Excellent post Elizabeth. Several years ago my father, age 84 at that time, underwent emergency surgery for a heart valve replacement. He was a candidate due to his overall physical condition. Today he is 91 and probably has a stronger heart than I. Medical engineering and medical technology absolutely amaze me and the application of 3-D printing to these fascinating fields indicates what a marvelous place and future "addititive" manufacturing has. I really appreciate the information and had no idea engineers and doctors were working towards this type of preventative medicine.
You're welcome, Debera. I didn't know this technology was used for other applications, so it's good to know that now. And yes, the heart application is really fascinating and could do a lot to help people with chronic heart conditions in terms of quality of life, I think.
Thanks Elizebeth for such an interesting post , No doubt 3d technology is being used for a number of good and life saving purposes . I was just aware that this technology is being used in medical in terms of transpants of the organs and dentistry but ths smart membrane is really very innovative method of detecting heart problems.
This is an interesting follow-up to another story I wrote about heart-valve technology that flexes like a real heart valve: http://www.designnews.com/author.asp?section_id=1386&doc_id=272112
There is a lot of new innovation happening in the area of artificial heart technology and other technology to help people with heart problems, as well as technology to improve other artificial limbs. This one especially is really interesting, because it marks a possible breakthrough in treatment for people with chronic heart problems. I'd be curious to see what those in the medical field think about this.
Digital healthcare devices and wearable electronic products need to be thoroughly tested, lest they live short, ignominious lives, an expert will tell attendees at UBM’s upcoming Designers of Things conference in San Jose, Calif.
Designers of electronic interfaces will need to be prepared to incorporate haptics in next generation products, an expert will tell attendees at the upcoming Designers of Things conference in San Jose, Calif.

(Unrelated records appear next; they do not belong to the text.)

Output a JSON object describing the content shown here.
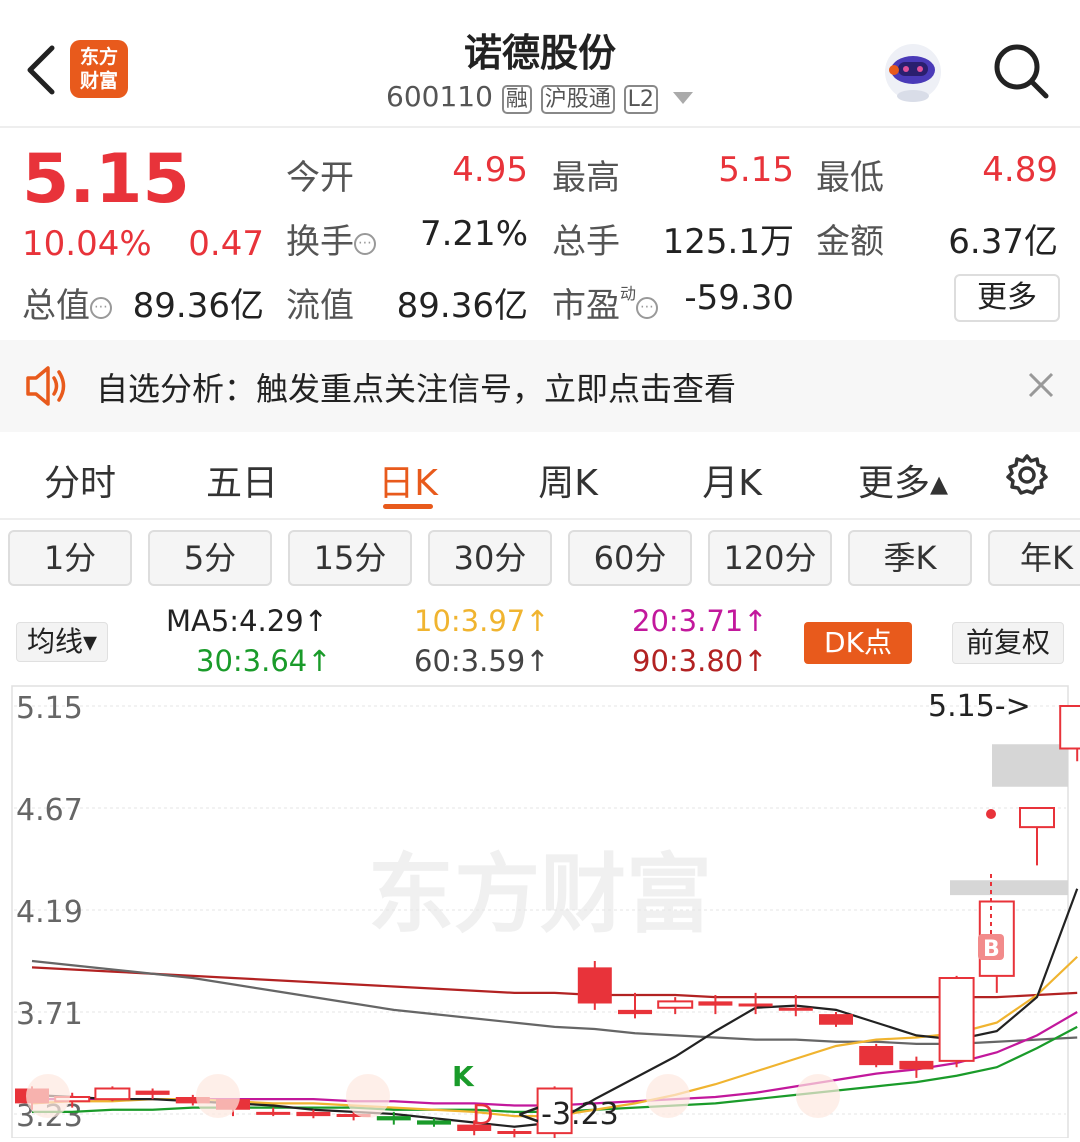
{
  "header": {
    "title": "诺德股份",
    "code": "600110",
    "tags": [
      "融",
      "沪股通",
      "L2"
    ],
    "logo_lines": [
      "东方",
      "财富"
    ]
  },
  "quote": {
    "price": "5.15",
    "change_pct": "10.04%",
    "change_amt": "0.47",
    "fields": {
      "open_label": "今开",
      "open": "4.95",
      "high_label": "最高",
      "high": "5.15",
      "low_label": "最低",
      "low": "4.89",
      "turnover_label": "换手",
      "turnover": "7.21%",
      "volume_label": "总手",
      "volume": "125.1万",
      "amount_label": "金额",
      "amount": "6.37亿",
      "mktcap_label": "总值",
      "mktcap": "89.36亿",
      "float_label": "流值",
      "float": "89.36亿",
      "pe_label": "市盈",
      "pe_sup": "动",
      "pe": "-59.30",
      "more": "更多"
    }
  },
  "alert": {
    "text": "自选分析：触发重点关注信号，立即点击查看"
  },
  "kline_tabs": [
    "分时",
    "五日",
    "日K",
    "周K",
    "月K",
    "更多▴"
  ],
  "active_tab": "日K",
  "periods": [
    "1分",
    "5分",
    "15分",
    "30分",
    "60分",
    "120分",
    "季K",
    "年K"
  ],
  "ma_bar": {
    "selector": "均线▾",
    "ma5": "MA5:4.29↑",
    "ma10": "10:3.97↑",
    "ma20": "20:3.71↑",
    "ma30": "30:3.64↑",
    "ma60": "60:3.59↑",
    "ma90": "90:3.80↑",
    "dk": "DK点",
    "adjust": "前复权"
  },
  "colors": {
    "up": "#e8333a",
    "down": "#1a9b2a",
    "brand": "#e85a1c",
    "ma5": "#222222",
    "ma10": "#f0b430",
    "ma20": "#c2189c",
    "ma30": "#1a9b2a",
    "ma60": "#666666",
    "ma90": "#b22222"
  },
  "chart_data": {
    "type": "candlestick",
    "y_ticks": [
      "5.15",
      "4.67",
      "4.19",
      "3.71",
      "3.23"
    ],
    "ylim": [
      3.23,
      5.15
    ],
    "watermark": "东方财富",
    "annotations": {
      "high_label": "5.15->",
      "low_label": "<-3.23",
      "k_mark": "K",
      "d_mark": "D",
      "b_mark": "B"
    },
    "candles": [
      {
        "o": 3.35,
        "c": 3.28,
        "h": 3.36,
        "l": 3.25
      },
      {
        "o": 3.29,
        "c": 3.31,
        "h": 3.33,
        "l": 3.26
      },
      {
        "o": 3.3,
        "c": 3.35,
        "h": 3.36,
        "l": 3.29
      },
      {
        "o": 3.34,
        "c": 3.32,
        "h": 3.35,
        "l": 3.3
      },
      {
        "o": 3.31,
        "c": 3.28,
        "h": 3.32,
        "l": 3.27
      },
      {
        "o": 3.3,
        "c": 3.25,
        "h": 3.3,
        "l": 3.22
      },
      {
        "o": 3.24,
        "c": 3.23,
        "h": 3.26,
        "l": 3.22
      },
      {
        "o": 3.24,
        "c": 3.22,
        "h": 3.25,
        "l": 3.21
      },
      {
        "o": 3.23,
        "c": 3.22,
        "h": 3.24,
        "l": 3.2
      },
      {
        "o": 3.22,
        "c": 3.2,
        "h": 3.24,
        "l": 3.18
      },
      {
        "o": 3.2,
        "c": 3.18,
        "h": 3.21,
        "l": 3.17
      },
      {
        "o": 3.18,
        "c": 3.15,
        "h": 3.2,
        "l": 3.13
      },
      {
        "o": 3.15,
        "c": 3.14,
        "h": 3.16,
        "l": 3.12
      },
      {
        "o": 3.14,
        "c": 3.35,
        "h": 3.36,
        "l": 3.1
      },
      {
        "o": 3.92,
        "c": 3.75,
        "h": 3.95,
        "l": 3.72
      },
      {
        "o": 3.72,
        "c": 3.7,
        "h": 3.8,
        "l": 3.68
      },
      {
        "o": 3.73,
        "c": 3.76,
        "h": 3.78,
        "l": 3.7
      },
      {
        "o": 3.76,
        "c": 3.74,
        "h": 3.79,
        "l": 3.7
      },
      {
        "o": 3.75,
        "c": 3.74,
        "h": 3.8,
        "l": 3.7
      },
      {
        "o": 3.73,
        "c": 3.72,
        "h": 3.79,
        "l": 3.69
      },
      {
        "o": 3.7,
        "c": 3.65,
        "h": 3.71,
        "l": 3.64
      },
      {
        "o": 3.55,
        "c": 3.46,
        "h": 3.56,
        "l": 3.45
      },
      {
        "o": 3.48,
        "c": 3.44,
        "h": 3.5,
        "l": 3.4
      },
      {
        "o": 3.48,
        "c": 3.87,
        "h": 3.88,
        "l": 3.45
      },
      {
        "o": 3.88,
        "c": 4.23,
        "h": 4.23,
        "l": 3.8
      },
      {
        "o": 4.58,
        "c": 4.67,
        "h": 4.67,
        "l": 4.4
      },
      {
        "o": 4.95,
        "c": 5.15,
        "h": 5.15,
        "l": 4.89
      }
    ],
    "ma_series": {
      "ma5": [
        3.32,
        3.31,
        3.3,
        3.3,
        3.29,
        3.28,
        3.27,
        3.25,
        3.24,
        3.23,
        3.21,
        3.19,
        3.17,
        3.19,
        3.3,
        3.4,
        3.5,
        3.62,
        3.73,
        3.74,
        3.72,
        3.66,
        3.6,
        3.58,
        3.62,
        3.78,
        4.29
      ],
      "ma10": [
        3.28,
        3.29,
        3.29,
        3.3,
        3.3,
        3.29,
        3.28,
        3.28,
        3.27,
        3.26,
        3.25,
        3.24,
        3.22,
        3.22,
        3.25,
        3.28,
        3.32,
        3.37,
        3.43,
        3.49,
        3.55,
        3.58,
        3.59,
        3.61,
        3.66,
        3.79,
        3.97
      ],
      "ma20": [
        3.3,
        3.3,
        3.3,
        3.3,
        3.3,
        3.3,
        3.3,
        3.3,
        3.29,
        3.29,
        3.28,
        3.28,
        3.27,
        3.27,
        3.28,
        3.29,
        3.3,
        3.31,
        3.33,
        3.36,
        3.39,
        3.42,
        3.44,
        3.47,
        3.52,
        3.6,
        3.71
      ],
      "ma30": [
        3.24,
        3.24,
        3.25,
        3.25,
        3.26,
        3.26,
        3.26,
        3.26,
        3.26,
        3.25,
        3.25,
        3.25,
        3.24,
        3.24,
        3.25,
        3.26,
        3.27,
        3.28,
        3.3,
        3.32,
        3.34,
        3.36,
        3.38,
        3.41,
        3.45,
        3.54,
        3.64
      ],
      "ma60": [
        3.95,
        3.93,
        3.91,
        3.89,
        3.87,
        3.84,
        3.81,
        3.78,
        3.75,
        3.72,
        3.7,
        3.68,
        3.66,
        3.64,
        3.63,
        3.61,
        3.6,
        3.59,
        3.58,
        3.58,
        3.57,
        3.57,
        3.56,
        3.56,
        3.57,
        3.58,
        3.59
      ],
      "ma90": [
        3.92,
        3.91,
        3.9,
        3.89,
        3.88,
        3.87,
        3.86,
        3.85,
        3.84,
        3.83,
        3.82,
        3.81,
        3.8,
        3.8,
        3.79,
        3.79,
        3.79,
        3.78,
        3.78,
        3.78,
        3.78,
        3.78,
        3.78,
        3.78,
        3.78,
        3.79,
        3.8
      ]
    },
    "grid": true
  }
}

The company says it anticipates high-definition video for home security and other uses will be the next mature technology integrated into the IoT domain, hence the introduction of its MatrixCam devkit.
Focus on Fundamentals consists of 45-minute on-line classes that cover a host of technologies. You learn without leaving the comfort of your desk. All classes are taught by subject-matter experts and all are archived. So if you can't attend live, attend at your convenience.